Chair(s): Julian DolbyIBM Research, USA

YouTube lightning session video

pldi-2020-papers16:00 - 16:20
Auguste OlivryInria, France, Julien LangouUniversity of Colorado at Denver, USA, Louis-Noël PouchetColorado State University, USA, P. SadayappanUniversity of Utah, USA, Fabrice RastelloInria, France
pldi-2020-papers16:20 - 16:40
Yuanbo LiGeorgia Institute of Technology, USA, Qirun ZhangGeorgia Institute of Technology, USA, Thomas RepsUniversity of Wisconsin-Madison, USA
pldi-2020-papers16:40 - 17:00

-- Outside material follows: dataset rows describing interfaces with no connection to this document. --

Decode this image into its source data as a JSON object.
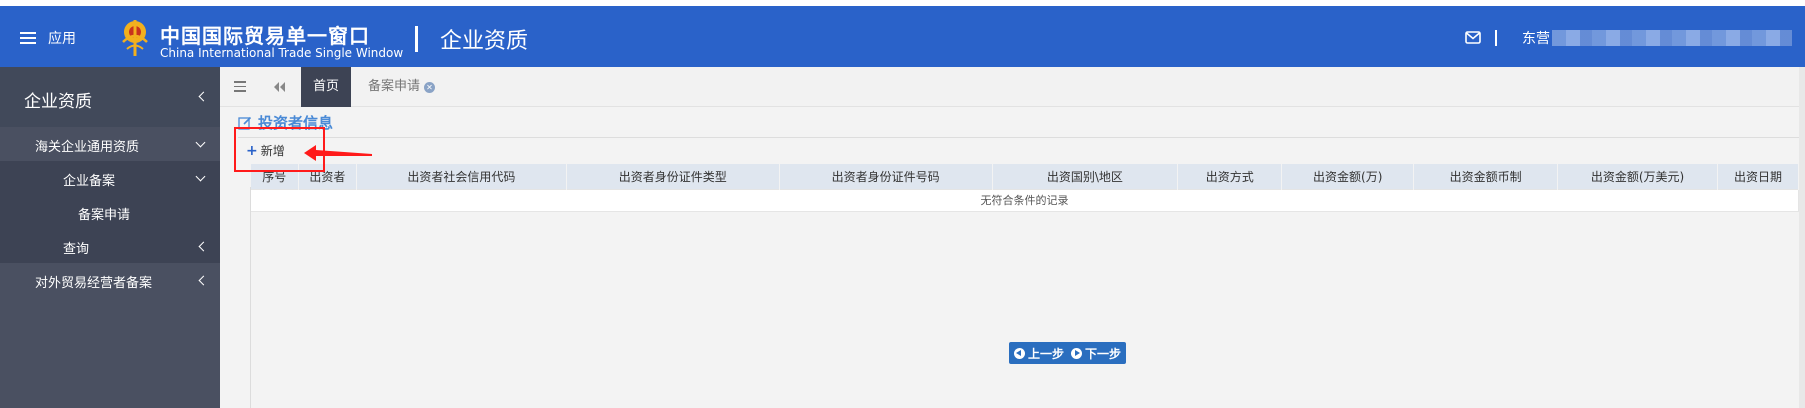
{
  "header": {
    "menu_label": "应用",
    "brand_cn": "中国国际贸易单一窗口",
    "brand_en": "China International Trade Single Window",
    "module_title": "企业资质",
    "user_name": "东营",
    "icons": {
      "menu": "hamburger-icon",
      "emblem": "customs-emblem-logo",
      "mail": "mail-icon"
    },
    "colors": {
      "bar": "#2a62c9"
    }
  },
  "sidebar": {
    "section_title": "企业资质",
    "items": [
      {
        "label": "海关企业通用资质",
        "state": "expanded"
      },
      {
        "label": "企业备案",
        "state": "expanded"
      },
      {
        "label": "备案申请",
        "state": "active"
      },
      {
        "label": "查询",
        "state": "collapsed"
      },
      {
        "label": "对外贸易经营者备案",
        "state": "collapsed"
      }
    ]
  },
  "tabs": {
    "items": [
      {
        "label": "首页",
        "active": true
      },
      {
        "label": "备案申请",
        "active": false,
        "closable": true
      }
    ]
  },
  "content": {
    "section_title": "投资者信息",
    "add_button": "新增",
    "table": {
      "columns": [
        "序号",
        "出资者",
        "出资者社会信用代码",
        "出资者身份证件类型",
        "出资者身份证件号码",
        "出资国别\\地区",
        "出资方式",
        "出资金额(万)",
        "出资金额币制",
        "出资金额(万美元)",
        "出资日期"
      ],
      "empty_text": "无符合条件的记录"
    },
    "prev_button": "上一步",
    "next_button": "下一步",
    "annotation_color": "#ff1a1a"
  }
}
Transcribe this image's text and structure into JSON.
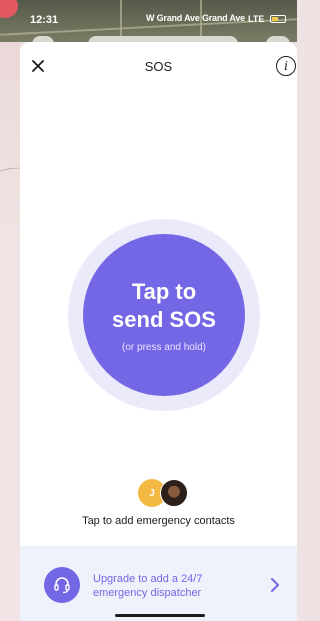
{
  "status_bar": {
    "time": "12:31",
    "street": "W Grand Ave   Grand Ave",
    "signal": "LTE"
  },
  "header": {
    "title": "SOS",
    "close_icon": "close-icon",
    "info_icon": "info-icon",
    "info_glyph": "i"
  },
  "sos": {
    "line1": "Tap to",
    "line2": "send SOS",
    "hint": "(or press and hold)"
  },
  "contacts": {
    "avatar_initial": "J",
    "add_label": "Tap to add emergency contacts"
  },
  "upgrade": {
    "line1": "Upgrade to add a 24/7",
    "line2": "emergency dispatcher",
    "icon": "headset-icon",
    "chevron": "chevron-right-icon"
  },
  "colors": {
    "accent": "#7367e6",
    "ring": "#ebeafb",
    "banner": "#eef3fb",
    "avatar": "#f4b942"
  }
}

Anastasios AntoniadisUniversity of Athens, Greece, Nikos FilippakisCERN, Switzerland, Paddy KrishnanOracle Labs, Australia, Raghavendra RameshConsenSys, Australia, Nicholas AllenOracle Labs, Australia, Yannis SmaragdakisUniversity of Athens, Greece